Translation:On Thursday we do not want to listen to you.
The same as the second "to" in the English sentence.
Listen to - Luisteren naar
It can't be aan. Why? I guess for the same reason you can't 'listen on' in English.
I'm not quite understanding the word order here since it is a longer sentence. I get that if the sentence doesn't start with a subject, then it's inverted as a question (VSO), hence "Op donderdag willen wij niet" and not "... wij willen niet".
But why does it need to be "naar jullie luisteren" and not "luisteren naar jullie"?
Willen is a type of verb called a modal verb (also known as a semi-auxilary verb). A modal verb is a verb like want, can, shall, will. What's special about modal verbs, is that they take the infinitive of another verb, e.g. "I shall go home now". Shall is the modal verb, and go is the verb that it is taking.
In English (and the majority of Indo-European languages), a modal verb puts the verb it is using directly after itself, as in the example I just gave, but in Dutch (and German, and some others I don't know), the verb will be sent to the end of the clause; thus "I shall home now go" (Ik zal aan tehuis nu gaan (I think))
Ik wil blij zijn (I want to be happy)
Hij moet morgen het doen (he must do it tomorrow)
Zij kan niet met het internet verbinden (she cannot connect with the Internet)
thanks for having shedded some light on this.
enjoy your little red ones
"Hij moet morgen het doen" isn't Dutch. This should be: "Hij moet het morgen doen." "Zij kan niet met het internet verbinden" isn't Dutch either. That should be: "Zij kan geen verbinding met internet krijgen/maken."
This syntax is becoming more and more terrifying as the sentences get longer...
Yes, this word order is common in Dutch and German.

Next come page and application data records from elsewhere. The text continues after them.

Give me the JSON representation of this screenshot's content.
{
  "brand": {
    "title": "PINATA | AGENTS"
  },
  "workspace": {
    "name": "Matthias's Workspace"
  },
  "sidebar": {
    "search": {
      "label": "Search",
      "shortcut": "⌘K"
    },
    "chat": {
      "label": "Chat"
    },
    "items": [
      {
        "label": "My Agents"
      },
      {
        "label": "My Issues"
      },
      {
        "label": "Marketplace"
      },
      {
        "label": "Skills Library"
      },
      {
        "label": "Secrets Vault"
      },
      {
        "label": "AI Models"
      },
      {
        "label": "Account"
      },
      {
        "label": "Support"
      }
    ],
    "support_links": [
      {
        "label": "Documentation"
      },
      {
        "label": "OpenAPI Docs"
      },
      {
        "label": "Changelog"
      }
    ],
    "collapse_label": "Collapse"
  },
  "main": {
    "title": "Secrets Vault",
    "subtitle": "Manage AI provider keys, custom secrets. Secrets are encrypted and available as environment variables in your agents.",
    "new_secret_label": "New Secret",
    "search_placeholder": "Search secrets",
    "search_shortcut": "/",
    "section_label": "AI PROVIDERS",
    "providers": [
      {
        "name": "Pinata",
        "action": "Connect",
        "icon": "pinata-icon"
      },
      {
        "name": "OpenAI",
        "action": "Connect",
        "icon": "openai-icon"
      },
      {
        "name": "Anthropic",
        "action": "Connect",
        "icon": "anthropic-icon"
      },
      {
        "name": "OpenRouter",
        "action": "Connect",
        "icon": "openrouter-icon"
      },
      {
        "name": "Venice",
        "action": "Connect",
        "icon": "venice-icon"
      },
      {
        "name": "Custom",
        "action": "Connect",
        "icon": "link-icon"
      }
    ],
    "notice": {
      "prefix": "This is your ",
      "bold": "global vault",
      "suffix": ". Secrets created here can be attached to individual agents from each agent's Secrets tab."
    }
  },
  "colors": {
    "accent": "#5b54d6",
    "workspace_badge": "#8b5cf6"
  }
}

See the explanation in
https://www.duolingo.com/comment/3733010 in chapter 2. Inversion:
In Dutch, a sentence may also start with something other than the subject. It may start with an adverb of time or a conjugated verb, for example. In these cases, the subject is placed after the conjugated verb. This is what we call ‘inversion’ and this is the word order we’re speaking of:
(other part of the sentence, f.i. the adverb of time) + conjugated verb + subject + the rest of the sentence

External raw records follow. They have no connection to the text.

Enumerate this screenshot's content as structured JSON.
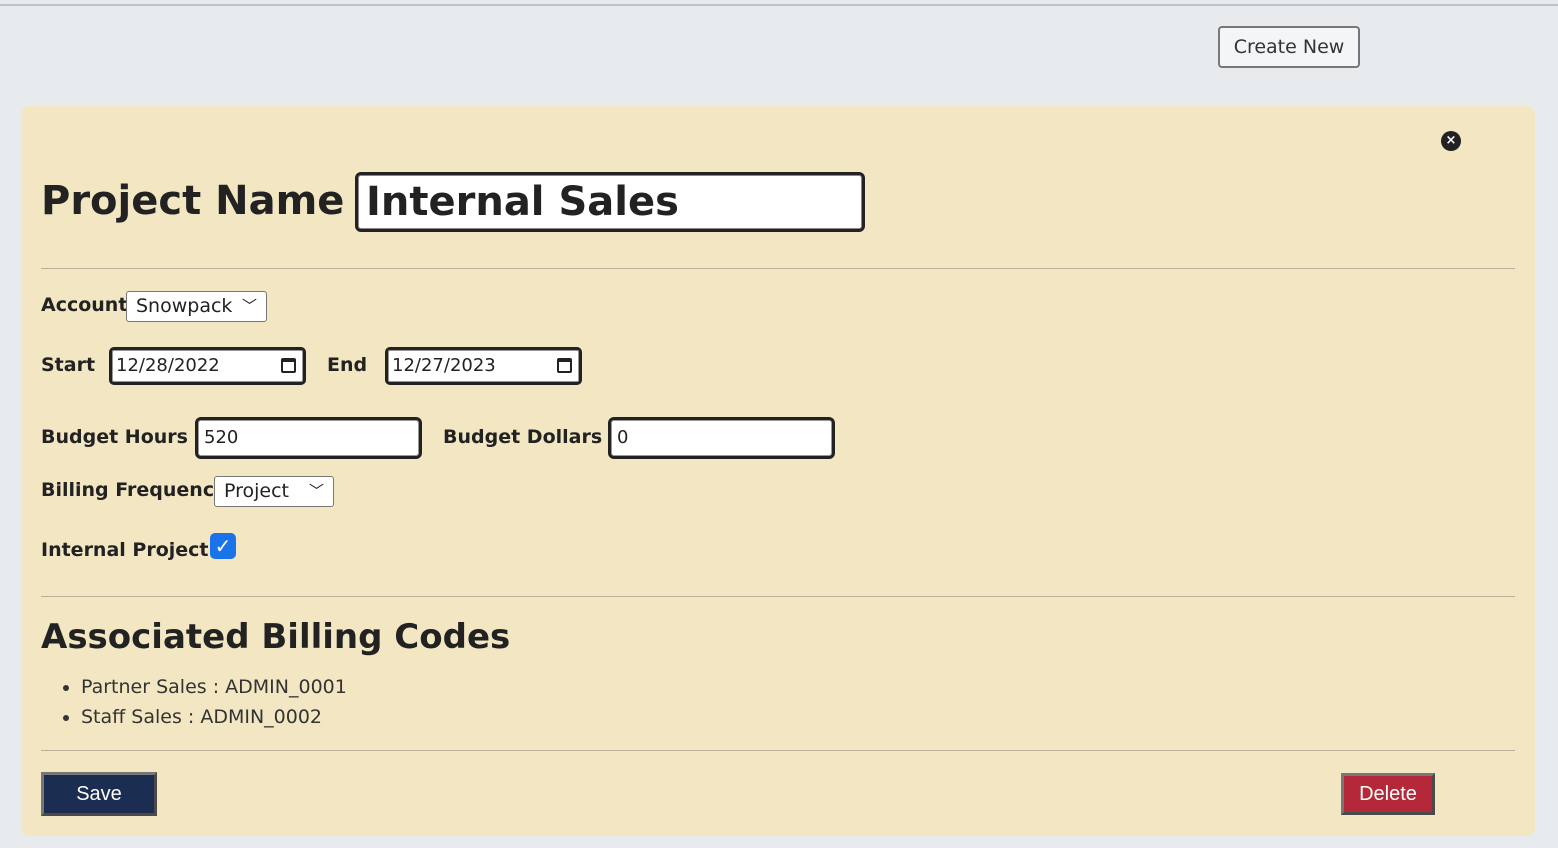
{
  "header": {
    "create_new_label": "Create New"
  },
  "project": {
    "name_label": "Project Name",
    "name_value": "Internal Sales",
    "account_label": "Account",
    "account_value": "Snowpack",
    "start_label": "Start",
    "start_value": "12/28/2022",
    "end_label": "End",
    "end_value": "12/27/2023",
    "budget_hours_label": "Budget Hours",
    "budget_hours_value": "520",
    "budget_dollars_label": "Budget Dollars",
    "budget_dollars_value": "0",
    "billing_frequency_label": "Billing Frequency",
    "billing_frequency_value": "Project",
    "internal_project_label": "Internal Project",
    "internal_project_checked": true
  },
  "billing_codes": {
    "title": "Associated Billing Codes",
    "items": [
      "Partner Sales : ADMIN_0001",
      "Staff Sales : ADMIN_0002"
    ]
  },
  "actions": {
    "save_label": "Save",
    "delete_label": "Delete"
  },
  "colors": {
    "panel_bg": "#f3e7c3",
    "save_bg": "#1c2d52",
    "delete_bg": "#b4283a",
    "checkbox_accent": "#1a73e8"
  },
  "icons": {
    "close": "close-icon",
    "dropdown": "chevron-down-icon",
    "calendar": "calendar-icon",
    "check": "checkmark-icon"
  }
}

"Gisteren schreef ik een boek.” = “I wrote a book yesterday”.
"Vaak ga ik zwemmen.” = “Ik go swimming often”.
Should "you all" be acceptable for "jullie"? And does it matter where the time goes in the English translation?
If your English dialect uses "you all" as a 2nd person plural then yes, but probably it's not reasonable to expect Duolingo to know/accept all English dialectal forms (you all, you guys, y'all, youse, yinz, etc.)

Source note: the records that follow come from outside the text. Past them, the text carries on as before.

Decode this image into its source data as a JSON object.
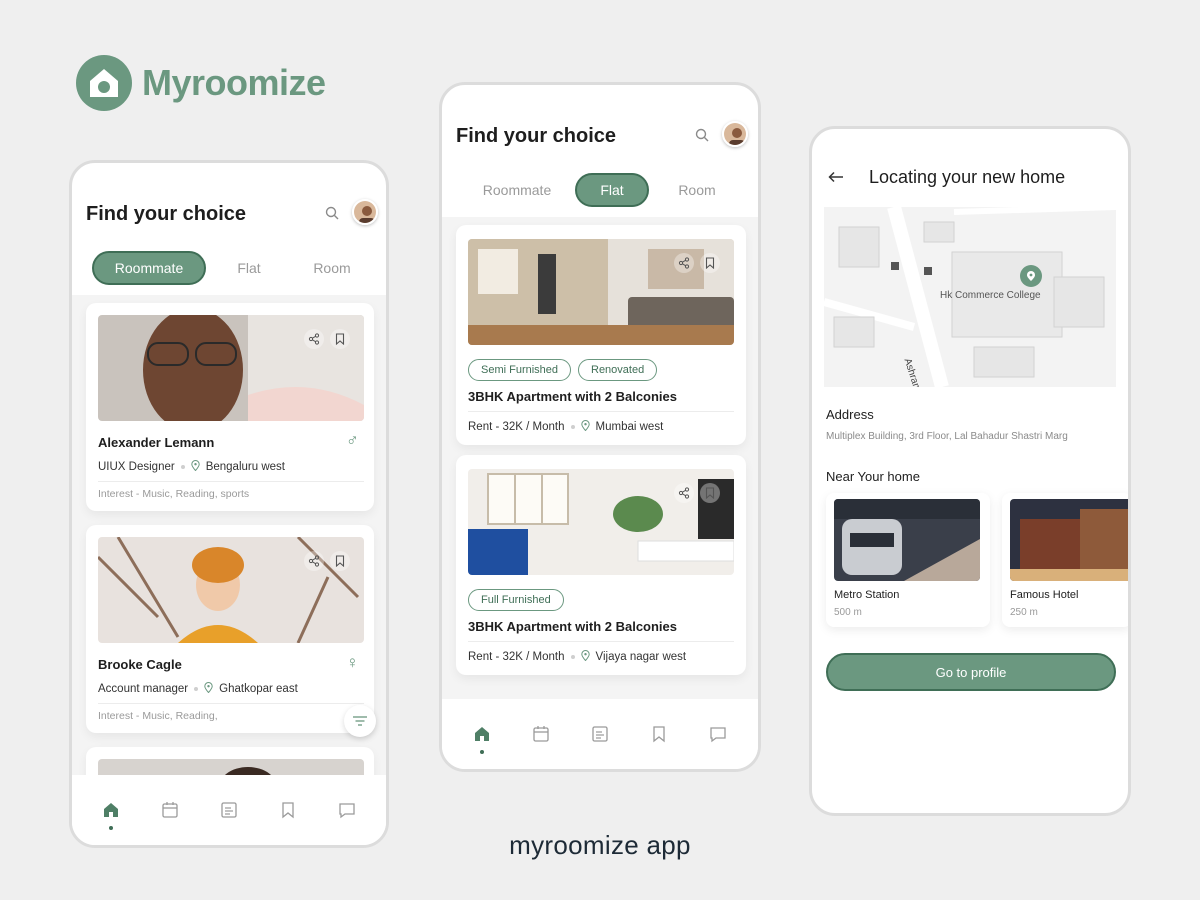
{
  "brand": {
    "name": "Myroomize",
    "color": "#6b9880",
    "logo_icon": "house-icon"
  },
  "caption": "myroomize app",
  "colors": {
    "accent": "#6b9880",
    "accent_dark": "#3f6e56",
    "background": "#efefef"
  },
  "screen1": {
    "title": "Find your choice",
    "tabs": [
      {
        "label": "Roommate",
        "active": true
      },
      {
        "label": "Flat",
        "active": false
      },
      {
        "label": "Room",
        "active": false
      }
    ],
    "cards": [
      {
        "name": "Alexander Lemann",
        "gender_icon": "male-symbol-icon",
        "gender_symbol": "♂",
        "role": "UIUX Designer",
        "location": "Bengaluru west",
        "interest": "Interest - Music, Reading, sports"
      },
      {
        "name": "Brooke Cagle",
        "gender_icon": "female-symbol-icon",
        "gender_symbol": "♀",
        "role": "Account manager",
        "location": "Ghatkopar east",
        "interest": "Interest - Music, Reading,"
      }
    ],
    "nav": [
      "home-icon",
      "calendar-icon",
      "notes-icon",
      "bookmark-icon",
      "chat-icon"
    ]
  },
  "screen2": {
    "title": "Find your choice",
    "tabs": [
      {
        "label": "Roommate",
        "active": false
      },
      {
        "label": "Flat",
        "active": true
      },
      {
        "label": "Room",
        "active": false
      }
    ],
    "cards": [
      {
        "tags": [
          "Semi Furnished",
          "Renovated"
        ],
        "title": "3BHK Apartment with 2 Balconies",
        "rent": "Rent - 32K / Month",
        "location": "Mumbai west"
      },
      {
        "tags": [
          "Full Furnished"
        ],
        "title": "3BHK Apartment with 2 Balconies",
        "rent": "Rent - 32K / Month",
        "location": "Vijaya nagar west"
      }
    ],
    "nav": [
      "home-icon",
      "calendar-icon",
      "notes-icon",
      "bookmark-icon",
      "chat-icon"
    ]
  },
  "screen3": {
    "title": "Locating your new home",
    "map_place": "Hk Commerce College",
    "map_street": "Ashram R",
    "address_label": "Address",
    "address": "Multiplex Building, 3rd Floor, Lal Bahadur Shastri Marg",
    "near_label": "Near Your home",
    "near": [
      {
        "title": "Metro Station",
        "distance": "500 m"
      },
      {
        "title": "Famous Hotel",
        "distance": "250 m"
      }
    ],
    "button": "Go to profile"
  }
}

"You all" is very common (even standard) in US English, so it should be added wherever "jullie" is used. The others are slightly more colloquial and/or informal.
The point is that there is no word in the Dutch sentence that means all. In fact in standard English (I mean that technically, not as a substitute for "good English"), the second person plural is just you. I would not say the you all is less or more formal than you guys anyway. It's a question of region, not formality.
Op Donderdag, willen wij niet jullie naar luisteren.??? Is it correct,can somebody confirm ?